- _Exercise aim_:
Would you copy all lines in the data that contain the word "Windows"?

(Provided entries)

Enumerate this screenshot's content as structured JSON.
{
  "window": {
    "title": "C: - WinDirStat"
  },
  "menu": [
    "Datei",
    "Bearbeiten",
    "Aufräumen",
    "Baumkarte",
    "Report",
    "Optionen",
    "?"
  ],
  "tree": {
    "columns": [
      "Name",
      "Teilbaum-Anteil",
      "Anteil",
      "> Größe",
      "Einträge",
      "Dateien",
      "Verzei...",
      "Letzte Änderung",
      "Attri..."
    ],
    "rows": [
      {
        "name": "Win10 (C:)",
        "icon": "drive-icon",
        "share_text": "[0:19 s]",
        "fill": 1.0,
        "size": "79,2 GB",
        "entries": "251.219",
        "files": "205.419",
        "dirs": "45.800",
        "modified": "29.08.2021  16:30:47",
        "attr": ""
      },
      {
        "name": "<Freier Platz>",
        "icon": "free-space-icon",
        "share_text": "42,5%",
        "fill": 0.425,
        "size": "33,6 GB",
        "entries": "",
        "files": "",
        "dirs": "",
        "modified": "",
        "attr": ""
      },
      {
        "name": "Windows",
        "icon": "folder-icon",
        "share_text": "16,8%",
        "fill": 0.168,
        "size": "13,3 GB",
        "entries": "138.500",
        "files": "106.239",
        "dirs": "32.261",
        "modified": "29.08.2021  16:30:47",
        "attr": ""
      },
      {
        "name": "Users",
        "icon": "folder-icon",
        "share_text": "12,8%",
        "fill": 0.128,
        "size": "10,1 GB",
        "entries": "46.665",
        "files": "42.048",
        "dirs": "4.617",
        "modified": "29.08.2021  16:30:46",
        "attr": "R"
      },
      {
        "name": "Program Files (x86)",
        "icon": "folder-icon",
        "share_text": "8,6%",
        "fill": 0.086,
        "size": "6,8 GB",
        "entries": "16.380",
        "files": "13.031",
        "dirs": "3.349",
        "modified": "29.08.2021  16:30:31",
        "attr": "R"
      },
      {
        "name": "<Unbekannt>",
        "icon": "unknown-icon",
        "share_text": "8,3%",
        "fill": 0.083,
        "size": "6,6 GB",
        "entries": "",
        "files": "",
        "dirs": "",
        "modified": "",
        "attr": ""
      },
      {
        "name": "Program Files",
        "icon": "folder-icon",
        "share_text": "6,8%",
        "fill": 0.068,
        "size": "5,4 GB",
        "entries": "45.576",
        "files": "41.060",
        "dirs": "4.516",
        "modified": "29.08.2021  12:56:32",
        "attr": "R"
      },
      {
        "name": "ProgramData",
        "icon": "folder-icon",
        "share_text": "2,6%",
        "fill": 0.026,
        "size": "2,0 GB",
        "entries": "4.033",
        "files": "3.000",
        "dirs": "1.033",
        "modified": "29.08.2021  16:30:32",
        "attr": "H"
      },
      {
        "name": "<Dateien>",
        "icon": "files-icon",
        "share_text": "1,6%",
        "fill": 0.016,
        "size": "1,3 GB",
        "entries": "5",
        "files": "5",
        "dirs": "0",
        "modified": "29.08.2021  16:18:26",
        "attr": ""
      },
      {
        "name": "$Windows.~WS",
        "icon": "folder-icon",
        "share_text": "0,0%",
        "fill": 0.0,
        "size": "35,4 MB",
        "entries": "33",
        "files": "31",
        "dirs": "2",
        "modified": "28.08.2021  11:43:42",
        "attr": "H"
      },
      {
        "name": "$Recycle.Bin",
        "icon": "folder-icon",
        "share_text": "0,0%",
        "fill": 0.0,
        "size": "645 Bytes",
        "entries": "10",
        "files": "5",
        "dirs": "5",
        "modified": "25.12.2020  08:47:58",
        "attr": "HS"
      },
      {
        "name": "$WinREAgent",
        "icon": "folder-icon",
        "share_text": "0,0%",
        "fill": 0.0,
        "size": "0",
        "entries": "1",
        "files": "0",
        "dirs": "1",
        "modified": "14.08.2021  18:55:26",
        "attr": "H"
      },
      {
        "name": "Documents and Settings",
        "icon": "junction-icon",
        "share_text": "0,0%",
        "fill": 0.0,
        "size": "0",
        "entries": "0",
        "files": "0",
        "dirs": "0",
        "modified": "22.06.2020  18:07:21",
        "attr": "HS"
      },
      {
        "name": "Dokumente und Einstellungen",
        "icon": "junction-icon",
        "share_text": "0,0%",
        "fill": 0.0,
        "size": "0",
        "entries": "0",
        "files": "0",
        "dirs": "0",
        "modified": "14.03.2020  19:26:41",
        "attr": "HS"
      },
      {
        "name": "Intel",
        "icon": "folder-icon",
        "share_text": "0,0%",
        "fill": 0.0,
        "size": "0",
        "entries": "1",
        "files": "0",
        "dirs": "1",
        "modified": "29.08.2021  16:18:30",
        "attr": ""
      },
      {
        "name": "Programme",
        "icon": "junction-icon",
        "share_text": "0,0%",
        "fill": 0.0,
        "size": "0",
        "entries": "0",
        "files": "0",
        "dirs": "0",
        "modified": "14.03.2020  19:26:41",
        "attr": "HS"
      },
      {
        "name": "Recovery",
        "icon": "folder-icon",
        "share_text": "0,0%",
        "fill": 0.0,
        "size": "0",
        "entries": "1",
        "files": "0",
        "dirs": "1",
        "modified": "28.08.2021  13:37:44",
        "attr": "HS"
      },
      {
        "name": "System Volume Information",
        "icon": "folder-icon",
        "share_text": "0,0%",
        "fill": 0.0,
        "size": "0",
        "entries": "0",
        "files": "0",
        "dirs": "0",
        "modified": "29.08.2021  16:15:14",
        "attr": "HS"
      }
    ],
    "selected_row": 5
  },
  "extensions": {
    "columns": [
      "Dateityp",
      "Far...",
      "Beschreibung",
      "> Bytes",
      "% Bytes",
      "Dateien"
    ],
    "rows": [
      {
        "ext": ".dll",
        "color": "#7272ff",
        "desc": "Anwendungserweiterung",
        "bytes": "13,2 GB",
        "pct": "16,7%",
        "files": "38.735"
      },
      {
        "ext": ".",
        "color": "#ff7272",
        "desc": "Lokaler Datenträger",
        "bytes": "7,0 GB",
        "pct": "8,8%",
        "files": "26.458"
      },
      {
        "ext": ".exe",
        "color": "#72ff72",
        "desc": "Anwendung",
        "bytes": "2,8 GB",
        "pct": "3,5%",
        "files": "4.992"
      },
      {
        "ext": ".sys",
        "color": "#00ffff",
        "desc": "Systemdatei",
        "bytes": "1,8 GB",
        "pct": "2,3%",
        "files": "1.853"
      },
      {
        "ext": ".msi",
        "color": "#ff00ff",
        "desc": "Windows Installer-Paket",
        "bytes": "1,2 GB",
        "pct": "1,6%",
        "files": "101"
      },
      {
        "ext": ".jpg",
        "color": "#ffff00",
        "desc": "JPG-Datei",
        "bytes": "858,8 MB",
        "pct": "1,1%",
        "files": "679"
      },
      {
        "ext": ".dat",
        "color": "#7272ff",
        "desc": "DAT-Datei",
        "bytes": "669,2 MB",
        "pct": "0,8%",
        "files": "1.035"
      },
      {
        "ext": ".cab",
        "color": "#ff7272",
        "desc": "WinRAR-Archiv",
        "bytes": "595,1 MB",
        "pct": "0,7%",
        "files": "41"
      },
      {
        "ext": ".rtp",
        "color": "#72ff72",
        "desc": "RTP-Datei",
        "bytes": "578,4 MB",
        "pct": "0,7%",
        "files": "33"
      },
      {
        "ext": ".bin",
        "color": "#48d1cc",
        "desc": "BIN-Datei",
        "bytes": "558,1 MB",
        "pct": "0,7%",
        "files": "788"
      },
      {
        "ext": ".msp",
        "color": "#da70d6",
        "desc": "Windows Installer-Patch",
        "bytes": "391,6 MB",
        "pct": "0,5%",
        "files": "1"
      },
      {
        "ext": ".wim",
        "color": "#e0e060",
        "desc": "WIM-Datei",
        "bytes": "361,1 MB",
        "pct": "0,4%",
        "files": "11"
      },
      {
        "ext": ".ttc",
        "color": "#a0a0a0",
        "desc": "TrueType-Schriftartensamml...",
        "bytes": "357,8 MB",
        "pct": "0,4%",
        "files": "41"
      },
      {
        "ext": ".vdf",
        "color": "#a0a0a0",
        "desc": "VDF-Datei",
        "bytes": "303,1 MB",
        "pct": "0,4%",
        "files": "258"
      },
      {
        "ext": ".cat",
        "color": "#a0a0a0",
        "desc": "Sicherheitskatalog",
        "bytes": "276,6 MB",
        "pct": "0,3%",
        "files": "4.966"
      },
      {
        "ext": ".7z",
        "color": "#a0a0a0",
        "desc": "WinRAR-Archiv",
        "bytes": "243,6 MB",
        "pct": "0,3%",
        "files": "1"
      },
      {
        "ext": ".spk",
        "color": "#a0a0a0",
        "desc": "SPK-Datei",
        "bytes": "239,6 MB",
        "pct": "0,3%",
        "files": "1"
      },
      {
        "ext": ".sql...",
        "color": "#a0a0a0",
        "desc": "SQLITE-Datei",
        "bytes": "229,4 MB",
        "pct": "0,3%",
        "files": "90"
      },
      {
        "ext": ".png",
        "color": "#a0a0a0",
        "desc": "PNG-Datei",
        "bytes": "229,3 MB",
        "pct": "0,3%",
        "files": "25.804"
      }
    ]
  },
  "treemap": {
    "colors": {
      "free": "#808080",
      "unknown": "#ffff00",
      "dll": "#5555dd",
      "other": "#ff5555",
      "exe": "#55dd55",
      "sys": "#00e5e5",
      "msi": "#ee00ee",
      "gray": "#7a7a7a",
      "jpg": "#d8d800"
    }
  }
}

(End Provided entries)

- _Exercise response_:
        "name": "Windows",
        "name": "$Windows.~WS",
        "desc": "Windows Installer-Paket",
        "desc": "Windows Installer-Patch",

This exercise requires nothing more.